How to deal with flaky tests that have intermittent failures? (on SO, and links from it)
How to deal with flaky tests that have intermittent failures? and Where do our flaky tests come from? on Goggle Blog.
How to fix Flaky Test Automation - another collection, thanks to @Rsf
Because so many extremely smart people were ...
Yes. The Page Object pattern is a good technique, and is the logical conclusion you are working towards already by extracting reused logic into methods. With this pattern, you create a model of every page in your UI. These page models are the only part of your program that know anything about your UI. Then, if the home page title changes, you just update ...
The programming language you pursue should be predicated on
The technology space you are most interested in (web, platform, mobile, etc)
The market trends in your area (e.g. what language skills are employers most looking for)
On a side note, I don't know why some people get so focused on a particular "programming langauge." Instead, I recommend learning ...
Another approach that might help with the portability is to run you SQL from an application test harness.
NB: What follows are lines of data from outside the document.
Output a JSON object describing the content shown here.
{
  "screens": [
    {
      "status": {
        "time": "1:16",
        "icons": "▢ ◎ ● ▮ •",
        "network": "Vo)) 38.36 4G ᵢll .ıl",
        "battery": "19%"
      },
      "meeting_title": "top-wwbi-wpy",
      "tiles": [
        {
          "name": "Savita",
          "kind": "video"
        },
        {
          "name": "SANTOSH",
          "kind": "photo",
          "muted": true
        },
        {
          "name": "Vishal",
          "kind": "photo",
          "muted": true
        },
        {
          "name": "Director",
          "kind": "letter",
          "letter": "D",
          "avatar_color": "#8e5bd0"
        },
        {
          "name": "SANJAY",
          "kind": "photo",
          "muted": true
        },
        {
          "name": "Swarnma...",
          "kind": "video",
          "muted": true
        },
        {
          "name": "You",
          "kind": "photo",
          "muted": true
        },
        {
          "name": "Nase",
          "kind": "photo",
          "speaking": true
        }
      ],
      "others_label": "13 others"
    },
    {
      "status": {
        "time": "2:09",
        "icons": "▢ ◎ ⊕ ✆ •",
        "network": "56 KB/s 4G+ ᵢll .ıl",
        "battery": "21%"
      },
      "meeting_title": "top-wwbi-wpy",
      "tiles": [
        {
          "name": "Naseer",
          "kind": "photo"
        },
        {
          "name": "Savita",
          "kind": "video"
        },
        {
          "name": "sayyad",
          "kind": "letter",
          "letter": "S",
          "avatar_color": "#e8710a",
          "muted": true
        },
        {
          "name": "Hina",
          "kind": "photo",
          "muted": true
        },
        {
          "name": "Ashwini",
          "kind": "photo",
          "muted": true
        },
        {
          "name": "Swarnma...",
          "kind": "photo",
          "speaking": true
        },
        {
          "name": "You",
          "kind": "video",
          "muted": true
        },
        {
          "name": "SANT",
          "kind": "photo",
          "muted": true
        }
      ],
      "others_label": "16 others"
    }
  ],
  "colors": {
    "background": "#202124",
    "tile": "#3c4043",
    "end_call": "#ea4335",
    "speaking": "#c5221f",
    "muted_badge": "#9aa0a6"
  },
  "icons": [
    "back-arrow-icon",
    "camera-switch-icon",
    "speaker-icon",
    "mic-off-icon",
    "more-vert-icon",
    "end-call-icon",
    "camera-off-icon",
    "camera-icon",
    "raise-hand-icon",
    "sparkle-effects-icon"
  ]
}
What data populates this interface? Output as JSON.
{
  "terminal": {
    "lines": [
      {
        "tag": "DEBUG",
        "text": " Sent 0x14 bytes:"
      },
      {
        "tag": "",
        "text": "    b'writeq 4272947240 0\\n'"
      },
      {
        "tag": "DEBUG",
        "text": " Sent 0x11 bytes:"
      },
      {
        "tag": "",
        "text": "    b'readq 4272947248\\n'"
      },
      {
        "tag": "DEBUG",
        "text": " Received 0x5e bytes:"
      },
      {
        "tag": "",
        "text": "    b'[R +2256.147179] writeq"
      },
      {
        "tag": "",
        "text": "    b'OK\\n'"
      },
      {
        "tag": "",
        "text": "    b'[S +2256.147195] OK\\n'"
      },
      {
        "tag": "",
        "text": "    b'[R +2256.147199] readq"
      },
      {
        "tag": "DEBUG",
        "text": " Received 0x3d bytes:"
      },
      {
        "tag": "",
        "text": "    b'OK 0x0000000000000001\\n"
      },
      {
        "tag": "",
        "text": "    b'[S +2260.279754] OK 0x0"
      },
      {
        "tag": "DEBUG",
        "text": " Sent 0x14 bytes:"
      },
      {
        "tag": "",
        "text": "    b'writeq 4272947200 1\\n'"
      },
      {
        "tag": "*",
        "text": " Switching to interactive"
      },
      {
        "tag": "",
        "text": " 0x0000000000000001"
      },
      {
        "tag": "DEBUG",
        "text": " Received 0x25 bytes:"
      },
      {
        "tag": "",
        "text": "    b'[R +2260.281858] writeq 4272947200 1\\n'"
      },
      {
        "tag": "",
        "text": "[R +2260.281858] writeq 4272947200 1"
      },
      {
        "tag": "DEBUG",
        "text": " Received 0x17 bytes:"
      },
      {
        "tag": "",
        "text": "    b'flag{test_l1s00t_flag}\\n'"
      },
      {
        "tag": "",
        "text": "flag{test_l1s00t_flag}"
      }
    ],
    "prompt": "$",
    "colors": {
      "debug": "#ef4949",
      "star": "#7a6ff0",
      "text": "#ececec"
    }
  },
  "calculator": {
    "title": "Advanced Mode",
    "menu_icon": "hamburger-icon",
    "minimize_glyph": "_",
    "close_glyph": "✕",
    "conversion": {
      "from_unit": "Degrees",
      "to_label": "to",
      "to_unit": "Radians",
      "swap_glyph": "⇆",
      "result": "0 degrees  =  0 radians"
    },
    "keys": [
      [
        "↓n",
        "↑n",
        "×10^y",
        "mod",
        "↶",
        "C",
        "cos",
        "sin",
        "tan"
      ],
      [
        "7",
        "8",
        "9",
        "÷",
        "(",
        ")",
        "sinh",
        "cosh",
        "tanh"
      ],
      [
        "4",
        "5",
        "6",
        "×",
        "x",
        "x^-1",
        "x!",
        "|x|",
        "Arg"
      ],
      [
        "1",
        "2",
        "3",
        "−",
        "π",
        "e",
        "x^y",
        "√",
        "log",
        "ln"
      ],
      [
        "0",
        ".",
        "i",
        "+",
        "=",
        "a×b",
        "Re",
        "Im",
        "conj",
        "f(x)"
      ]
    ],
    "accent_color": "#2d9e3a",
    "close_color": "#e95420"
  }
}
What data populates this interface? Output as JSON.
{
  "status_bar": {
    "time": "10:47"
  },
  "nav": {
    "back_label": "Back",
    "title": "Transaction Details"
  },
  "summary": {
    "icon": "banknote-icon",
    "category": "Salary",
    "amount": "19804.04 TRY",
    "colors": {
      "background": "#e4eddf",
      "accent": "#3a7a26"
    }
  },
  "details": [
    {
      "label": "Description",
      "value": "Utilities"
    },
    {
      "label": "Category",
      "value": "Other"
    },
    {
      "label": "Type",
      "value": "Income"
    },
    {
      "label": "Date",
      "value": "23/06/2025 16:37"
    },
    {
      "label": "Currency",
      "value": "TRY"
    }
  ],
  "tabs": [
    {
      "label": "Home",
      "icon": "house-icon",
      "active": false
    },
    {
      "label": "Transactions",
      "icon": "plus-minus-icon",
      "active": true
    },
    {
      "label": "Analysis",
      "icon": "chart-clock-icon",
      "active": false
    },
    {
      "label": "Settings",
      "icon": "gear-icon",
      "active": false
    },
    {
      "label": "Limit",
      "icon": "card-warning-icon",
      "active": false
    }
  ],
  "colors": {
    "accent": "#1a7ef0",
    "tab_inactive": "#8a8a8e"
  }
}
If you use the SQL inline with this you have the ability to take the exe to any installation and just run it. To expand on using a testing framework there are several really good articles on Simple Talk about Unit testing sql code. They are good reads....
It isn't necessary to have strong - or any - coding skill to perform software testing or to be a highly skilled tester. No tool will ever replace the ability of a skilled manual tester to observe something that is not quite right in some way and trace the problem.
When it comes to automation, things get interesting. There are numerous tools that claim to ...
My first advice is to not write automated tests for pages that change frequently. You may be better off testing those pages manually.
If you insist on automation, think about which aspects of the pages do not change, and write classes to model those aspects. For example, if forms always consist of text fields and a submit button, you can write a class to ...
Although, this question is too broad to answer but in short I can say 'It depends upon number of factor which tool you want to use'.
Scope of Automation
Skillset available with team
Complexity/functionalities of automation
Test case management
Tool support, etc.
Don't just compare the tools theoretically, use them for ...
Page object is an design pattern.
First you should understand the difference between framework and design pattern.
For that refer this link.
To understand page object design pattern refer this link.
Use Unofficial site for more detail : Do a Google search, you will get a lot info on this link.
Page Object Pattern
Your POC report is destined for the manager who wants to know the outcome of your investigation. More importantly, he'll have to decide whether to continue with the POC results, do another one (with different technology, for example) or stop investing in test automation at all.
So, try to make your POC report as informative and comprehensive as possible.
I have struggled with this issue in several companies. It always seems to come up at some point and then be a major issue over time.
I too have walked the path of sleeps, polling waits, check for ajax done, check for js done, check for animations done, etc. They sometimes help with some of the errors but it always seems that just when you think you have ...
A partial answer to your many questions:
Jenkins - yes, Jenkins is used by many organizations for their CI pipeline, including UI automation like Selenium scripts.
Typical Selenium Project - there is no such thing, any more than there is a typical website. The best you are going to get is broad guidelines such as:
Don't Repeat Yourself (DRY) - If you find ...
It sounds as if you try to avoid duplication in your automated tests. That is a good practice to follow, not only in automation but in programming in general.
For static strings, you might consider using property files instead of Java classes, especially if there are literally thousands of such values.
Ask yourself whether you are testing at the right ...